Step 4
Who’s pulling the strings?
Every campaign needs an antagonist and preferably more than one. Who or what are they? Why are they causing trouble for the PCs? What motivates them or is forcing them to act? Is there a major antagonist pulling the strings behind a minor antagonist? And whatever you do, don’t fall into the trap of making one-dimensional villains. “They are doing evil because they are evil” doesn't cut it in my world. What went wrong with their lives to make them the way they are? How did they fall from grace? How were they betrayed or abandoned?  How did they rise to power and what did it cost them? Don’t forget that many of the best villains of all-time started out as heroes and were forced somehow to become evil.

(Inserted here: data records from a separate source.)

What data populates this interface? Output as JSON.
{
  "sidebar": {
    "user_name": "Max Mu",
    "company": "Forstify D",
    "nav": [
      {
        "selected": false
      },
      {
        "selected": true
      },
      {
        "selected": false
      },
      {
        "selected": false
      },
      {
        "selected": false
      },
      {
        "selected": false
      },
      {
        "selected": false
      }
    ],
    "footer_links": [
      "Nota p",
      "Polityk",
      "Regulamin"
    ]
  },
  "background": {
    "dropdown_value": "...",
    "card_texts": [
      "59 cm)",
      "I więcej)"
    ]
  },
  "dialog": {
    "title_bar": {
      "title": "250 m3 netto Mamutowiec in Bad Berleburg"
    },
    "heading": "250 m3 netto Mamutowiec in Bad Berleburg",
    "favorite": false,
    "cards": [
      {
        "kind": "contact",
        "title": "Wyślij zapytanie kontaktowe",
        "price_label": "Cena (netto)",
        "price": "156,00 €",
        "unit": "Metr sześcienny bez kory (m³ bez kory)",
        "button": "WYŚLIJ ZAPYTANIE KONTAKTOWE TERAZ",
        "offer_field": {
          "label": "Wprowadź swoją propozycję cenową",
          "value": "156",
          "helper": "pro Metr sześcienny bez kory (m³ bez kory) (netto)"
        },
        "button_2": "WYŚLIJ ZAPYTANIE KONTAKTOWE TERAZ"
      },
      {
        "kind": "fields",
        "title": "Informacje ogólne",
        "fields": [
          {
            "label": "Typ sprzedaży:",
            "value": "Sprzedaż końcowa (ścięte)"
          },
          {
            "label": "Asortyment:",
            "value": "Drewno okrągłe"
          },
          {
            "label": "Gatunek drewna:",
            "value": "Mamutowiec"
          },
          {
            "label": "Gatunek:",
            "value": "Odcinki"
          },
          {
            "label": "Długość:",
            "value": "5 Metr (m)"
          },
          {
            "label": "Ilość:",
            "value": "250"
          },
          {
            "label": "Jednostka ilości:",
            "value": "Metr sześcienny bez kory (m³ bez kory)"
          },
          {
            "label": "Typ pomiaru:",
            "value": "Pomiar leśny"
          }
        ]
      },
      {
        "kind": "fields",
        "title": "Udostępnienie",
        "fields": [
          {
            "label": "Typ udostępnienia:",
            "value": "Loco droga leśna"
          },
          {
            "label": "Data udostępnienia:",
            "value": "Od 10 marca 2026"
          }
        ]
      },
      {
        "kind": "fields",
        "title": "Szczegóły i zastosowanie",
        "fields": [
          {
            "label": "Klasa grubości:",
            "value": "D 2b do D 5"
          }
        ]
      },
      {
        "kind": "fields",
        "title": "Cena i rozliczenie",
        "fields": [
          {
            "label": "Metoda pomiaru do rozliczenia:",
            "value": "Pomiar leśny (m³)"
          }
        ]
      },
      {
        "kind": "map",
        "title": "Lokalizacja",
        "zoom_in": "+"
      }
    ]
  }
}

Step 5
What is the character starting point?
If you've come to some firm decisions on the previous steps then you should be ready to build your setting/starting point for your characters. How are they starting off? Where do they begin their adventure? Are they already heroes or are they nobodies? Are they criminals? Have they been tarred, feathered, and kicked out of the village? What level will they be? What gear/items will you give them? Do you want this to be a slow start or a fast one? Remember, first impressions are usually the most powerful. If you show your players that this campaign is going to be violent, harsh, and nasty right off the top, your players will expect that type of game to continue and they will adapt their characters accordingly. Similarly, if you show them a comedic, silly, laid-back opening, that’s what they will roll with. Beginnings are important!

Step 6
Putting it all together.
Now take everything you've decided on thus far and smash it together. How does it look? You might be surprised how much two of your previous ideas clash with each other when viewed side-by-side. Don’t be afraid to go back and change it up. Better now than in-game and on the fly. And who knows, maybe you’ve uncovered two ideas that go together so well you’re suddenly filled with more ideas and plot points. I know that’s happened to me so it can happen to you. Sometimes these things take on a life of their own.  

And that’s basically the whole process in a nutshell. Once you’ve gone through all six steps and are happy with your decisions, your campaign is more than half planned out. What remains are the details about monsters, traps, dungeons, and NPCs. I realize that seems like a lot but it all comes together much quicker and easier once the rest of the foundation is in place.

So, to demonstrate, here’s something I whipped up using this exact system in just fifteen minutes:

Step 1: Plot based campaign with all characters as young wizards.

Step 2: An elder wizard, the players’ mentor, dies horribly and his apprentices must find out how and why.

Step 3: The characters will go at the problem directly, played over six 3-hour sessions. By the end, they will have discovered that their mentor is still alive.

Step 4: The wizard never really died, he just faked his own death to test his apprentices. Thus, he is the one pulling the strings.

Step 5: Characters will start in the wizard’s tower which is hidden in a forest. They will begin at level 1 with basic gear and regular spells.

Step 6: Everything seems to fit.  

Try this system out for yourself and tell me how it goes!    


  1. very hard to read with the white lettering over the map background.

  2. Made an adjustment. Hope it helps.

  3. Great ideas and suggestions. I love reading stuff like this because despite doing this for years, I can never seem to take good advice and need the reminders!